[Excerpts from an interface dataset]
**********

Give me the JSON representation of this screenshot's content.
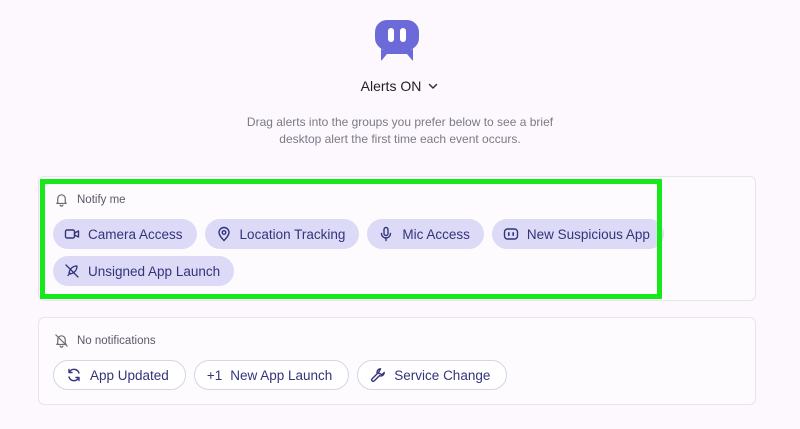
{
  "header": {
    "logo_icon": "robot-face-logo",
    "alerts_label": "Alerts ON",
    "description_line1": "Drag alerts into the groups you prefer below to see a brief",
    "description_line2": "desktop alert the first time each event occurs."
  },
  "groups": {
    "notify": {
      "title": "Notify me",
      "icon": "bell-icon",
      "chips": [
        {
          "label": "Camera Access",
          "icon": "video-camera-icon"
        },
        {
          "label": "Location Tracking",
          "icon": "map-pin-icon"
        },
        {
          "label": "Mic Access",
          "icon": "microphone-icon"
        },
        {
          "label": "New Suspicious App",
          "icon": "suspicious-app-icon"
        },
        {
          "label": "Unsigned App Launch",
          "icon": "rocket-off-icon"
        }
      ]
    },
    "none": {
      "title": "No notifications",
      "icon": "bell-off-icon",
      "chips": [
        {
          "label": "App Updated",
          "icon": "refresh-icon"
        },
        {
          "label": "New App Launch",
          "icon": "plus-one-icon",
          "prefix": "+1"
        },
        {
          "label": "Service Change",
          "icon": "wrench-icon"
        }
      ]
    }
  },
  "colors": {
    "accent": "#6b6ad8",
    "chip_fill": "#dcdaf6",
    "chip_text": "#33347a",
    "highlight": "#16e81a"
  }
}
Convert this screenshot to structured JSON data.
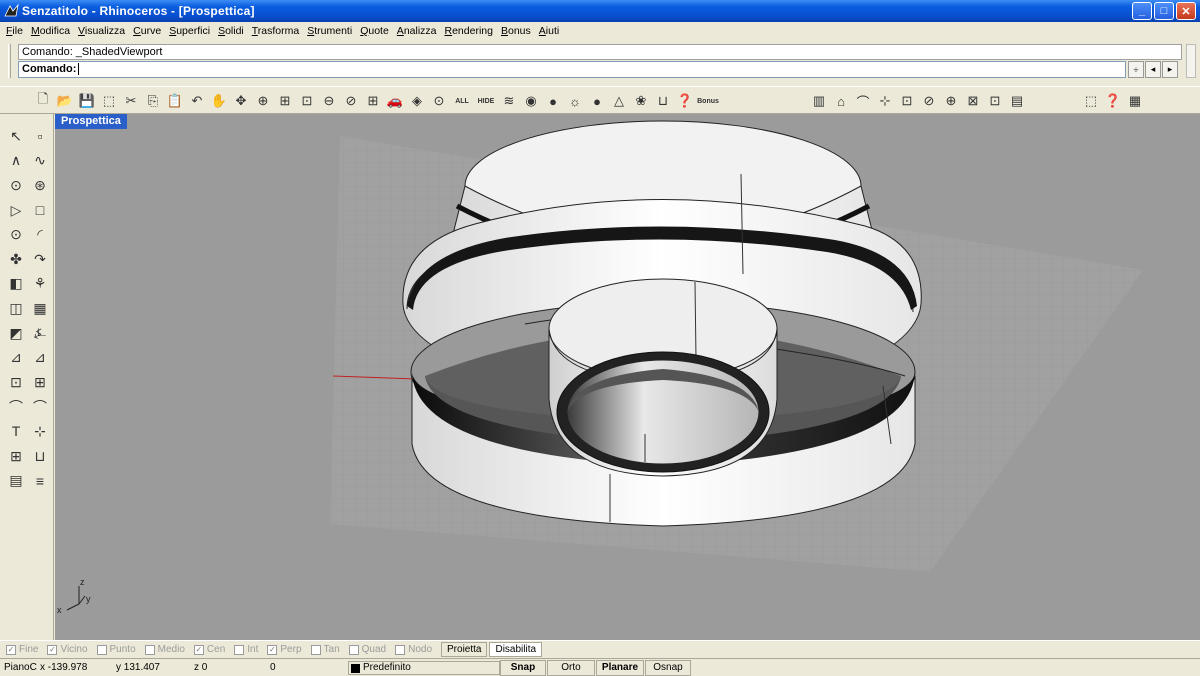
{
  "window": {
    "title": "Senzatitolo - Rhinoceros - [Prospettica]",
    "controls": {
      "minimize": "_",
      "maximize": "□",
      "close": "✕"
    }
  },
  "menu": [
    {
      "label": "File",
      "u": "F",
      "rest": "ile"
    },
    {
      "label": "Modifica",
      "u": "M",
      "rest": "odifica"
    },
    {
      "label": "Visualizza",
      "u": "V",
      "rest": "isualizza"
    },
    {
      "label": "Curve",
      "u": "C",
      "rest": "urve"
    },
    {
      "label": "Superfici",
      "u": "S",
      "rest": "uperfici"
    },
    {
      "label": "Solidi",
      "u": "S",
      "rest": "olidi"
    },
    {
      "label": "Trasforma",
      "u": "T",
      "rest": "rasforma"
    },
    {
      "label": "Strumenti",
      "u": "S",
      "rest": "trumenti"
    },
    {
      "label": "Quote",
      "u": "Q",
      "rest": "uote"
    },
    {
      "label": "Analizza",
      "u": "A",
      "rest": "nalizza"
    },
    {
      "label": "Rendering",
      "u": "R",
      "rest": "endering"
    },
    {
      "label": "Bonus",
      "u": "B",
      "rest": "onus"
    },
    {
      "label": "Aiuti",
      "u": "A",
      "rest": "iuti"
    }
  ],
  "command": {
    "history": "Comando: _ShadedViewport",
    "prompt": "Comando:"
  },
  "toolbar": {
    "main": [
      "🗋",
      "📂",
      "💾",
      "⬚",
      "✂",
      "⎘",
      "📋",
      "↶",
      "✋",
      "✥",
      "⊕",
      "⊞",
      "⊡",
      "⊖",
      "⊘",
      "⊞",
      "🚗",
      "◈",
      "⊙",
      "ALL",
      "HIDE",
      "≋",
      "◉",
      "●",
      "☼",
      "●",
      "△",
      "❀",
      "⊔",
      "❓",
      "Bonus"
    ],
    "right": [
      "▥",
      "⌂",
      "⌒",
      "⊹",
      "⊡",
      "⊘",
      "⊕",
      "⊠",
      "⊡",
      "▤"
    ],
    "far": [
      "⬚",
      "❓",
      "▦"
    ],
    "labels": {
      "all": "ALL",
      "hide": "HIDE",
      "bonus": "Bonus",
      "bonus_small": "BONUS"
    }
  },
  "lefttoolbar": [
    "↖",
    "▫",
    "∧",
    "∿",
    "⊙",
    "⊛",
    "▷",
    "□",
    "⊙",
    "◜",
    "✤",
    "↷",
    "◧",
    "⚘",
    "◫",
    "▦",
    "◩",
    "⍼",
    "⊿",
    "⊿",
    "⊡",
    "⊞",
    "⌒",
    "⌒",
    "T",
    "⊹",
    "⊞",
    "⊔",
    "▤",
    "≡"
  ],
  "viewport": {
    "name": "Prospettica",
    "axis": {
      "x": "x",
      "y": "y",
      "z": "z"
    }
  },
  "osnap": {
    "items": [
      {
        "label": "Fine",
        "checked": true
      },
      {
        "label": "Vicino",
        "checked": true
      },
      {
        "label": "Punto",
        "checked": false
      },
      {
        "label": "Medio",
        "checked": false
      },
      {
        "label": "Cen",
        "checked": true
      },
      {
        "label": "Int",
        "checked": false
      },
      {
        "label": "Perp",
        "checked": true
      },
      {
        "label": "Tan",
        "checked": false
      },
      {
        "label": "Quad",
        "checked": false
      },
      {
        "label": "Nodo",
        "checked": false
      }
    ],
    "proietta": "Proietta",
    "disabilita": "Disabilita"
  },
  "status": {
    "cplane": "PianoC",
    "x": "x -139.978",
    "y": "y 131.407",
    "z": "z 0",
    "extra": "0",
    "layer": "Predefinito",
    "snap": "Snap",
    "orto": "Orto",
    "planare": "Planare",
    "osnap": "Osnap"
  }
}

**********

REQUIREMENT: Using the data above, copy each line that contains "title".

YOUR RESPONSE:
      "title": "Notify me",
      "title": "No notifications",
    "title": "Senzatitolo - Rhinoceros - [Prospettica]",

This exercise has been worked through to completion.